What we don’t like about the Streamlight Protac 2L-X  

First, I want to be a little nit-picky. While it’s cool to have multiple modes and being able to use the Ten Tap programmable, I can’t get the exact mode I want. I want a mode that goes from high to low. I want to ditch the strobe but still want the high mode to be the first choice for emergency or defensive use. I don’t want to try and fight my way to high mode with adrenaline-filled hands.

My second complaint is a little more valid: I think the 6,800 candela is a little lacking. Candela adds range to a light and allows the beam to move further out. So you might ask how much range do you need for an EDC light? Well, candela does more than that and helps a light overcome photonic barriers. Photonic barriers can be created by light sources, and by fog and rain. A higher candela can help overcome these barriers and grants you higher visibility in lower visibility situations. Surefire makes a light that’s roughly the same size and grants you over 2,000 more candela, and a Surefire light even smaller than the Protac 2L-X grants 1,000 more candela than the Protac light. Those Surefire lights also sell for significantly more money.

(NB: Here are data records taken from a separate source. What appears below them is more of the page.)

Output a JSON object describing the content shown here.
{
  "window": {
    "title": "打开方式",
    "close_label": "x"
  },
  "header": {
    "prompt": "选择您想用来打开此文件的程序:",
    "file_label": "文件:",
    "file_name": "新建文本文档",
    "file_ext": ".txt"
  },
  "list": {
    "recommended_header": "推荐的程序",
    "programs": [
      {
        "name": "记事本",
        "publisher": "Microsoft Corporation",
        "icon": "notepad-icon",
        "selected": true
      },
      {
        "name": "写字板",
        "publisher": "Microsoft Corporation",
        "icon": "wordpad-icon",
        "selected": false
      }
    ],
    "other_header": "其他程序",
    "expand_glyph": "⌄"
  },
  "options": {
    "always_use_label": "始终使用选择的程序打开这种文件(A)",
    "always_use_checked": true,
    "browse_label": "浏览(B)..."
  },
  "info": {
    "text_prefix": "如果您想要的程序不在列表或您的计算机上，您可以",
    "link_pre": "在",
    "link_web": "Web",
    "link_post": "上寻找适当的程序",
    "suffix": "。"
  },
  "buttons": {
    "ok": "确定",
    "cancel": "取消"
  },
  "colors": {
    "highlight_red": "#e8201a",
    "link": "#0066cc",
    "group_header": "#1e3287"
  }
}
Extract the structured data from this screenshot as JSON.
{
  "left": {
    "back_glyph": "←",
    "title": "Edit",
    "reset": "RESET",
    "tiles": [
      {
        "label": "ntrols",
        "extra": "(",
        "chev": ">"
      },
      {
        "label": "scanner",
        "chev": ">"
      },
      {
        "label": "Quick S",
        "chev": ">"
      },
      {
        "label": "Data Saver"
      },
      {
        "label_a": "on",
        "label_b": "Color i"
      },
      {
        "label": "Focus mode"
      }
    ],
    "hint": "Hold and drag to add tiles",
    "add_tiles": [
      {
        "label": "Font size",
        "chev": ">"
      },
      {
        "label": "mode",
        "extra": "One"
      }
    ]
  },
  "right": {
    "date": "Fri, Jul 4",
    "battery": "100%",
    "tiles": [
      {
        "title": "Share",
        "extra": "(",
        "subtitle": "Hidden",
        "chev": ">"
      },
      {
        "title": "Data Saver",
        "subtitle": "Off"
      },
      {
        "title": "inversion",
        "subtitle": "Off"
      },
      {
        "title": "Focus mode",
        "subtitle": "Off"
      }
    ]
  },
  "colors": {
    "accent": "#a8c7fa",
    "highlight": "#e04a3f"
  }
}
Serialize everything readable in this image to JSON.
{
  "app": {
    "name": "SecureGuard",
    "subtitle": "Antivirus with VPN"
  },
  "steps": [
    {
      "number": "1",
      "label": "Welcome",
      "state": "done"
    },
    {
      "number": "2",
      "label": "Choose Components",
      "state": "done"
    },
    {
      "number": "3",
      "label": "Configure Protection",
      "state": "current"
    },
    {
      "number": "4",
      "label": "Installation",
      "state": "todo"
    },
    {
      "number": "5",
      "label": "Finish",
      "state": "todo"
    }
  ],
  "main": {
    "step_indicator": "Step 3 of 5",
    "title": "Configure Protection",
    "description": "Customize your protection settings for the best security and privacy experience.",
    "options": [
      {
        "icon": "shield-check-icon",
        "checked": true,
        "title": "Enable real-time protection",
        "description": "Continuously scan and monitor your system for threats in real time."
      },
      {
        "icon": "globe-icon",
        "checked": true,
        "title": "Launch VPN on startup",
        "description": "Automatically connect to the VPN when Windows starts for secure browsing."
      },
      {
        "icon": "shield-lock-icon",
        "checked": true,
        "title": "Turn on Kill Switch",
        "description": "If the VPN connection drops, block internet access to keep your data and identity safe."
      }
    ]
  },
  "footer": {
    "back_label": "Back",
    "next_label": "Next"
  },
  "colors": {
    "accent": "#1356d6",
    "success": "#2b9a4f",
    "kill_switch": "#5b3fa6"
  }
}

The Streamlight Protac 2L-X provides a very durable and well-made light complete with tons of features at a very low price point. The Protac 2L-X provides moderately sized light with more power than you’d first imagine. The big bright light is a well-made tool, and it’s considerably more capable than it should be for its price. The price point takes an above-average light and makes it excellent. 

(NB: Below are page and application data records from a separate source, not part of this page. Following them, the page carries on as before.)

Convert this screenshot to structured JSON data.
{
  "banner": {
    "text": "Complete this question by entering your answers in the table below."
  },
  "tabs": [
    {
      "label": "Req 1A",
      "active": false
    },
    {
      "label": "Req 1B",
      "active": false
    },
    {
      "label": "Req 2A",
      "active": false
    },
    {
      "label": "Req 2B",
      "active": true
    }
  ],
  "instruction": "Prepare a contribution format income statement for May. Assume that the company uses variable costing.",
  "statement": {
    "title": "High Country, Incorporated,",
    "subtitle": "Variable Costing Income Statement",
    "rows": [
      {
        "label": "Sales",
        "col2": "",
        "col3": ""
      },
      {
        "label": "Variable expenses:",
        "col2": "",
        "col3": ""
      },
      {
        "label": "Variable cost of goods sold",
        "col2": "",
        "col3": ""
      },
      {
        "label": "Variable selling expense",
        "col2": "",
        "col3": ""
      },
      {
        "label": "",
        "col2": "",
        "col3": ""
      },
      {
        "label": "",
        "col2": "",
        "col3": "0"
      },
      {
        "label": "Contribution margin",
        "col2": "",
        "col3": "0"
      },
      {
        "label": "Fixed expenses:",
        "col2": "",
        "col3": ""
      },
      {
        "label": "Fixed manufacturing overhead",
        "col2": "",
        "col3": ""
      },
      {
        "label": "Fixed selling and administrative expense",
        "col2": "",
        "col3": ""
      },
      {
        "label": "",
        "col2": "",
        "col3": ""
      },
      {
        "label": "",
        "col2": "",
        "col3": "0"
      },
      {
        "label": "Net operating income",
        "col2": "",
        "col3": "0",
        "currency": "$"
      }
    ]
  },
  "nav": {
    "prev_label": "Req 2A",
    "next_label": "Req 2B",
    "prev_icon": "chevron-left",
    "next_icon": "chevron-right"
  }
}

Reviews photo

FAQs about the Streamlight Protac 2L-X

More questions? Here’s Task & Purpose’s additional brief. 

Q: How much does the Streamlight Protac 2L-X cost?

A: MSRP is just under $50 on Amazon.

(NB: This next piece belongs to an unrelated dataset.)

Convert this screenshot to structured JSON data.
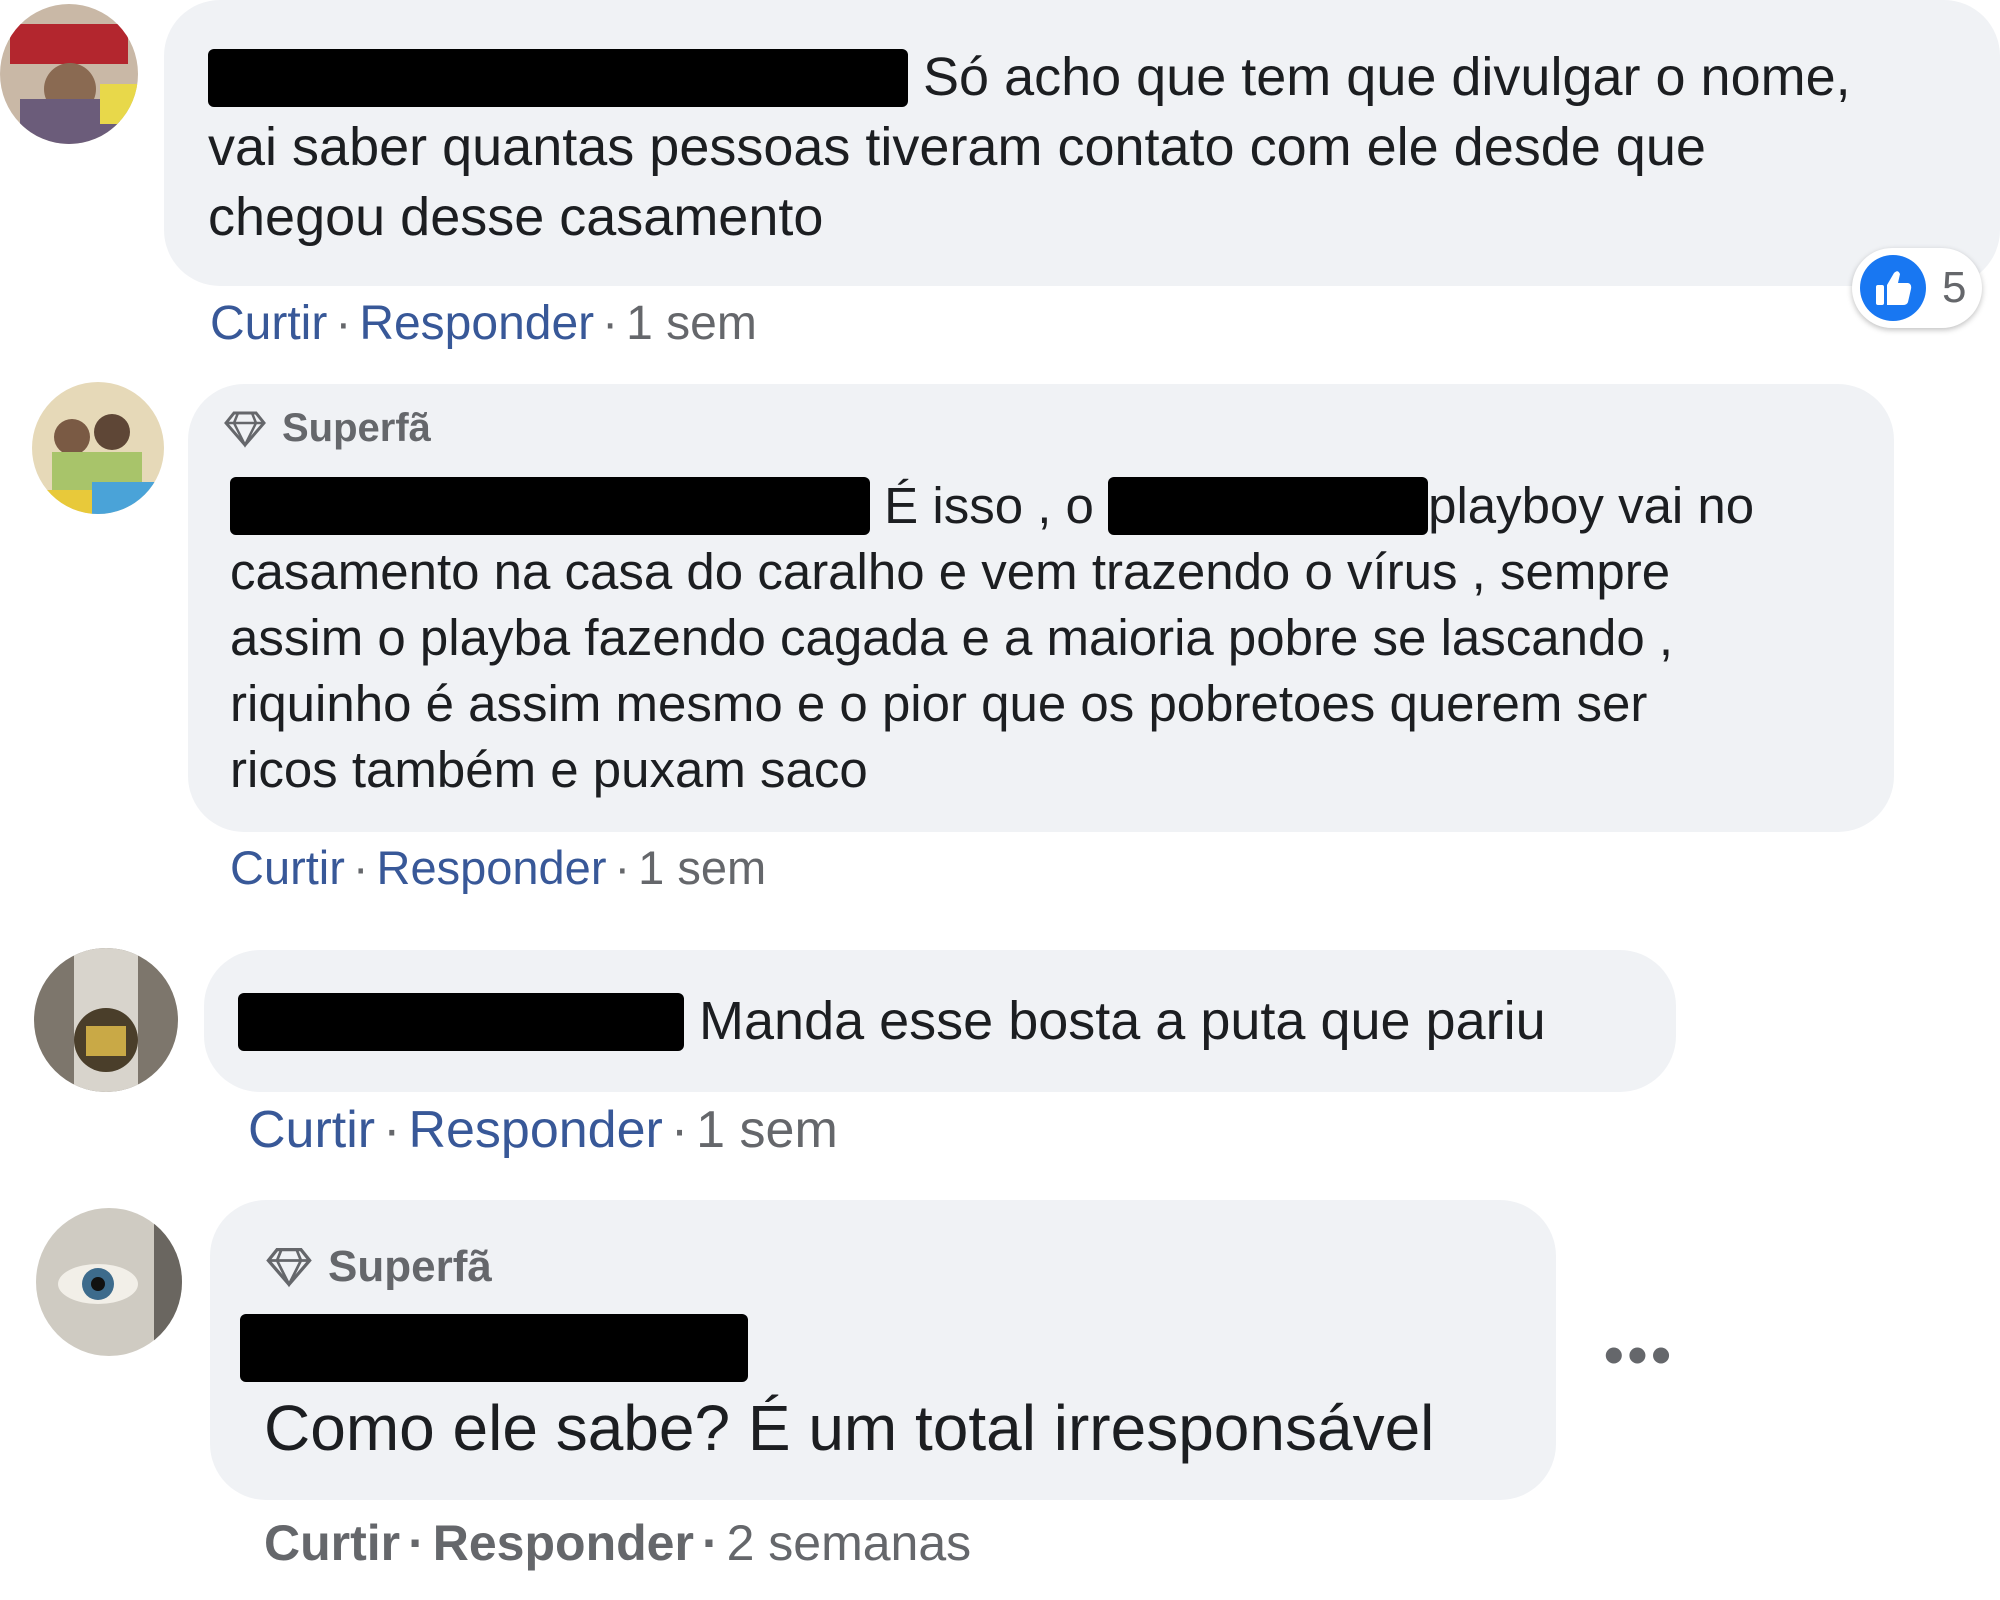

Q: How much does a rechargeable 18650 battery cost? 

A: A quality battery from Streamlight costs less than $20, and chargers are around $20, too. 

Q: How long will the LED last?

A: 50,000 hours total. 

Q: Is this weapon mountable? 

A: Not from the factory, but duct tape makes anything mountable. 

Got questions? Comment below & talk with T&P’s editors

We’re here to be expert operators in everything How-To related. Use us, compliment us, tell us we’ve gone full FUBAR. Comment below and let’s talk! You can also shout at us on Twitter or Instagram.

Our gear section

Travis Pike is a former Marine machine gunner who served with 2nd Battalion, 2nd Marines for five years. He deployed in 2009 to Afghanistan and again in 2011 with the 22nd MEU(SOC) during a record-setting 11 months at sea. He’s trained with the Romanian Army, the Spanish Marines, the Emirate Marines, and the Afghan National Army. He plays in the great outdoors of Northwest Florida and enjoys good beer, sharp knives, and long walks in the woods.